>>>>>

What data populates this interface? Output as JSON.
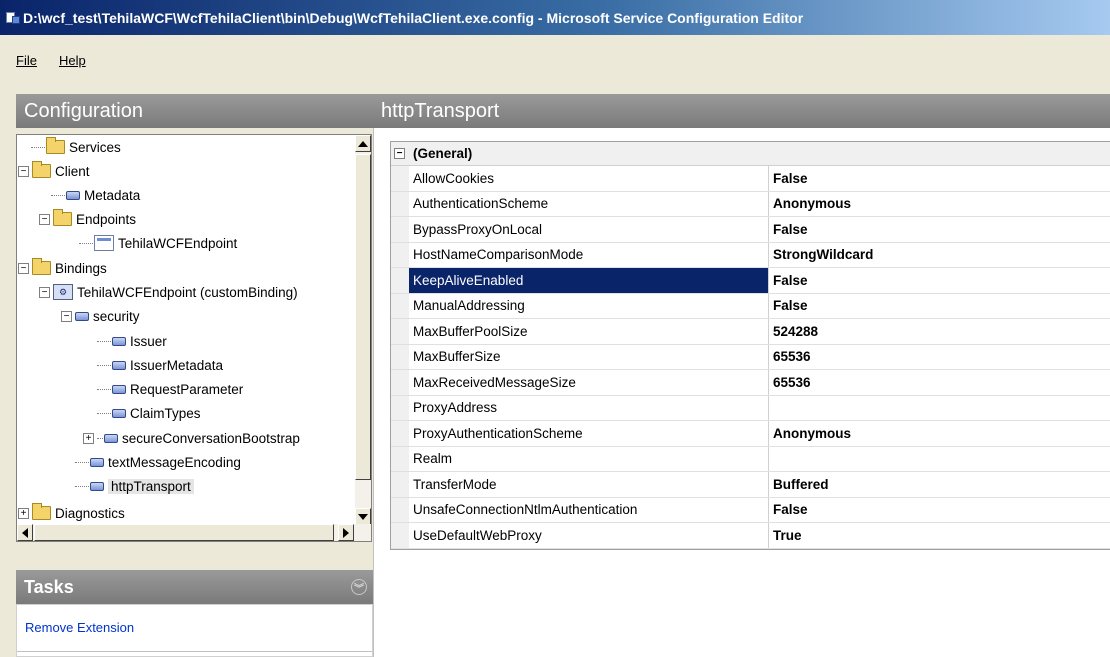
{
  "window": {
    "title": "D:\\wcf_test\\TehilaWCF\\WcfTehilaClient\\bin\\Debug\\WcfTehilaClient.exe.config - Microsoft Service Configuration Editor"
  },
  "menu": {
    "file": "File",
    "help": "Help"
  },
  "configuration": {
    "header": "Configuration",
    "tree": [
      {
        "label": "Services",
        "icon": "folder-icon"
      },
      {
        "label": "Client",
        "icon": "folder-icon"
      },
      {
        "label": "Metadata",
        "icon": "extension-icon"
      },
      {
        "label": "Endpoints",
        "icon": "folder-icon"
      },
      {
        "label": "TehilaWCFEndpoint",
        "icon": "endpoint-icon"
      },
      {
        "label": "Bindings",
        "icon": "folder-icon"
      },
      {
        "label": "TehilaWCFEndpoint (customBinding)",
        "icon": "binding-icon"
      },
      {
        "label": "security",
        "icon": "extension-icon"
      },
      {
        "label": "Issuer",
        "icon": "extension-icon"
      },
      {
        "label": "IssuerMetadata",
        "icon": "extension-icon"
      },
      {
        "label": "RequestParameter",
        "icon": "extension-icon"
      },
      {
        "label": "ClaimTypes",
        "icon": "extension-icon"
      },
      {
        "label": "secureConversationBootstrap",
        "icon": "extension-icon"
      },
      {
        "label": "textMessageEncoding",
        "icon": "extension-icon"
      },
      {
        "label": "httpTransport",
        "icon": "extension-icon",
        "selected": true
      },
      {
        "label": "Diagnostics",
        "icon": "folder-icon"
      }
    ]
  },
  "tasks": {
    "header": "Tasks",
    "items": [
      "Remove Extension"
    ]
  },
  "details": {
    "header": "httpTransport",
    "category": "(General)",
    "properties": [
      {
        "name": "AllowCookies",
        "value": "False"
      },
      {
        "name": "AuthenticationScheme",
        "value": "Anonymous"
      },
      {
        "name": "BypassProxyOnLocal",
        "value": "False"
      },
      {
        "name": "HostNameComparisonMode",
        "value": "StrongWildcard"
      },
      {
        "name": "KeepAliveEnabled",
        "value": "False",
        "selected": true
      },
      {
        "name": "ManualAddressing",
        "value": "False"
      },
      {
        "name": "MaxBufferPoolSize",
        "value": "524288"
      },
      {
        "name": "MaxBufferSize",
        "value": "65536"
      },
      {
        "name": "MaxReceivedMessageSize",
        "value": "65536"
      },
      {
        "name": "ProxyAddress",
        "value": ""
      },
      {
        "name": "ProxyAuthenticationScheme",
        "value": "Anonymous"
      },
      {
        "name": "Realm",
        "value": ""
      },
      {
        "name": "TransferMode",
        "value": "Buffered"
      },
      {
        "name": "UnsafeConnectionNtlmAuthentication",
        "value": "False"
      },
      {
        "name": "UseDefaultWebProxy",
        "value": "True"
      }
    ]
  }
}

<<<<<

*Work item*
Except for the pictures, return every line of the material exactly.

*Task answer*
What data populates this interface? Output as JSON.
{
  "window": {
    "title": "D:\\wcf_test\\TehilaWCF\\WcfTehilaClient\\bin\\Debug\\WcfTehilaClient.exe.config - Microsoft Service Configuration Editor"
  },
  "menu": {
    "file": "File",
    "help": "Help"
  },
  "configuration": {
    "header": "Configuration",
    "tree": [
      {
        "label": "Services",
        "icon": "folder-icon"
      },
      {
        "label": "Client",
        "icon": "folder-icon"
      },
      {
        "label": "Metadata",
        "icon": "extension-icon"
      },
      {
        "label": "Endpoints",
        "icon": "folder-icon"
      },
      {
        "label": "TehilaWCFEndpoint",
        "icon": "endpoint-icon"
      },
      {
        "label": "Bindings",
        "icon": "folder-icon"
      },
      {
        "label": "TehilaWCFEndpoint (customBinding)",
        "icon": "binding-icon"
      },
      {
        "label": "security",
        "icon": "extension-icon"
      },
      {
        "label": "Issuer",
        "icon": "extension-icon"
      },
      {
        "label": "IssuerMetadata",
        "icon": "extension-icon"
      },
      {
        "label": "RequestParameter",
        "icon": "extension-icon"
      },
      {
        "label": "ClaimTypes",
        "icon": "extension-icon"
      },
      {
        "label": "secureConversationBootstrap",
        "icon": "extension-icon"
      },
      {
        "label": "textMessageEncoding",
        "icon": "extension-icon"
      },
      {
        "label": "httpTransport",
        "icon": "extension-icon",
        "selected": true
      },
      {
        "label": "Diagnostics",
        "icon": "folder-icon"
      }
    ]
  },
  "tasks": {
    "header": "Tasks",
    "items": [
      "Remove Extension"
    ]
  },
  "details": {
    "header": "httpTransport",
    "category": "(General)",
    "properties": [
      {
        "name": "AllowCookies",
        "value": "False"
      },
      {
        "name": "AuthenticationScheme",
        "value": "Anonymous"
      },
      {
        "name": "BypassProxyOnLocal",
        "value": "False"
      },
      {
        "name": "HostNameComparisonMode",
        "value": "StrongWildcard"
      },
      {
        "name": "KeepAliveEnabled",
        "value": "False",
        "selected": true
      },
      {
        "name": "ManualAddressing",
        "value": "False"
      },
      {
        "name": "MaxBufferPoolSize",
        "value": "524288"
      },
      {
        "name": "MaxBufferSize",
        "value": "65536"
      },
      {
        "name": "MaxReceivedMessageSize",
        "value": "65536"
      },
      {
        "name": "ProxyAddress",
        "value": ""
      },
      {
        "name": "ProxyAuthenticationScheme",
        "value": "Anonymous"
      },
      {
        "name": "Realm",
        "value": ""
      },
      {
        "name": "TransferMode",
        "value": "Buffered"
      },
      {
        "name": "UnsafeConnectionNtlmAuthentication",
        "value": "False"
      },
      {
        "name": "UseDefaultWebProxy",
        "value": "True"
      }
    ]
  }
}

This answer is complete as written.